- **Exercise directions**
The records below are to be written out again, exactly as they appear.

(Data records Opens)

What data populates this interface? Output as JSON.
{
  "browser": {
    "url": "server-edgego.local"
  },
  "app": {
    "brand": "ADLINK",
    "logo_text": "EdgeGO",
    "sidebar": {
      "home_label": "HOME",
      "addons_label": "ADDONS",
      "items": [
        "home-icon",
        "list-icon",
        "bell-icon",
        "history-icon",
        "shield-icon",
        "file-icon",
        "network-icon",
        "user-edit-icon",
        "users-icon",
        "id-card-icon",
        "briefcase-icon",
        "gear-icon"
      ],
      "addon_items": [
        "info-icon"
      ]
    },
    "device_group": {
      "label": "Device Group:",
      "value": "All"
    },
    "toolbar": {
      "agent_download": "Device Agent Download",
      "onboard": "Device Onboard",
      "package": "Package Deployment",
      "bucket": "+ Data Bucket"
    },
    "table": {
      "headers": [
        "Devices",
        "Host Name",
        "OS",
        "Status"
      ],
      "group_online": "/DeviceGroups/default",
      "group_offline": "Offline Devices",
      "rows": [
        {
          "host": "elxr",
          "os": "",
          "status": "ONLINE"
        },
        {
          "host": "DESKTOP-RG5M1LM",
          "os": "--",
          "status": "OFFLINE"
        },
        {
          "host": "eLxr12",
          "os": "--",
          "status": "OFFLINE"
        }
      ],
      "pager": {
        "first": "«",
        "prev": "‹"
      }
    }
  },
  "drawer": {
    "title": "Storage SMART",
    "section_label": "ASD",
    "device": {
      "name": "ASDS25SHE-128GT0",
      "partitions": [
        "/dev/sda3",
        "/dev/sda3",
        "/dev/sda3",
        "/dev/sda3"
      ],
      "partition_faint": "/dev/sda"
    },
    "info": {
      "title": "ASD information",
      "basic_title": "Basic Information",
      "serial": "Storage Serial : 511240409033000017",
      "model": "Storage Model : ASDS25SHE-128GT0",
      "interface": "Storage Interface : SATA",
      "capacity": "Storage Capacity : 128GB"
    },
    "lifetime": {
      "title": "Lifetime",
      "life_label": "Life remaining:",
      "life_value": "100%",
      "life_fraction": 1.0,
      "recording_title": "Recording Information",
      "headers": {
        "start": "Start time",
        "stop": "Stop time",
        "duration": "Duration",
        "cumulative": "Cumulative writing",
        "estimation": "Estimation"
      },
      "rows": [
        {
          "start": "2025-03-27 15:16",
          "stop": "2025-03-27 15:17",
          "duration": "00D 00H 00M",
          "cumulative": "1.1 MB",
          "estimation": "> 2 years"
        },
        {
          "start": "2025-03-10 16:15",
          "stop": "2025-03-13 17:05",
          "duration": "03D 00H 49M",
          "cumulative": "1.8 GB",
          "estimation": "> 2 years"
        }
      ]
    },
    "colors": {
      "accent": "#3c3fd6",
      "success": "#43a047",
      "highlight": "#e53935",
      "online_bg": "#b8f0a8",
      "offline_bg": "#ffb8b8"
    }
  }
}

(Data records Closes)

- **Task output**
What data populates this interface? Output as JSON.
{
  "browser": {
    "url": "server-edgego.local"
  },
  "app": {
    "brand": "ADLINK",
    "logo_text": "EdgeGO",
    "sidebar": {
      "home_label": "HOME",
      "addons_label": "ADDONS",
      "items": [
        "home-icon",
        "list-icon",
        "bell-icon",
        "history-icon",
        "shield-icon",
        "file-icon",
        "network-icon",
        "user-edit-icon",
        "users-icon",
        "id-card-icon",
        "briefcase-icon",
        "gear-icon"
      ],
      "addon_items": [
        "info-icon"
      ]
    },
    "device_group": {
      "label": "Device Group:",
      "value": "All"
    },
    "toolbar": {
      "agent_download": "Device Agent Download",
      "onboard": "Device Onboard",
      "package": "Package Deployment",
      "bucket": "+ Data Bucket"
    },
    "table": {
      "headers": [
        "Devices",
        "Host Name",
        "OS",
        "Status"
      ],
      "group_online": "/DeviceGroups/default",
      "group_offline": "Offline Devices",
      "rows": [
        {
          "host": "elxr",
          "os": "",
          "status": "ONLINE"
        },
        {
          "host": "DESKTOP-RG5M1LM",
          "os": "--",
          "status": "OFFLINE"
        },
        {
          "host": "eLxr12",
          "os": "--",
          "status": "OFFLINE"
        }
      ],
      "pager": {
        "first": "«",
        "prev": "‹"
      }
    }
  },
  "drawer": {
    "title": "Storage SMART",
    "section_label": "ASD",
    "device": {
      "name": "ASDS25SHE-128GT0",
      "partitions": [
        "/dev/sda3",
        "/dev/sda3",
        "/dev/sda3",
        "/dev/sda3"
      ],
      "partition_faint": "/dev/sda"
    },
    "info": {
      "title": "ASD information",
      "basic_title": "Basic Information",
      "serial": "Storage Serial : 511240409033000017",
      "model": "Storage Model : ASDS25SHE-128GT0",
      "interface": "Storage Interface : SATA",
      "capacity": "Storage Capacity : 128GB"
    },
    "lifetime": {
      "title": "Lifetime",
      "life_label": "Life remaining:",
      "life_value": "100%",
      "life_fraction": 1.0,
      "recording_title": "Recording Information",
      "headers": {
        "start": "Start time",
        "stop": "Stop time",
        "duration": "Duration",
        "cumulative": "Cumulative writing",
        "estimation": "Estimation"
      },
      "rows": [
        {
          "start": "2025-03-27 15:16",
          "stop": "2025-03-27 15:17",
          "duration": "00D 00H 00M",
          "cumulative": "1.1 MB",
          "estimation": "> 2 years"
        },
        {
          "start": "2025-03-10 16:15",
          "stop": "2025-03-13 17:05",
          "duration": "03D 00H 49M",
          "cumulative": "1.8 GB",
          "estimation": "> 2 years"
        }
      ]
    },
    "colors": {
      "accent": "#3c3fd6",
      "success": "#43a047",
      "highlight": "#e53935",
      "online_bg": "#b8f0a8",
      "offline_bg": "#ffb8b8"
    }
  }
}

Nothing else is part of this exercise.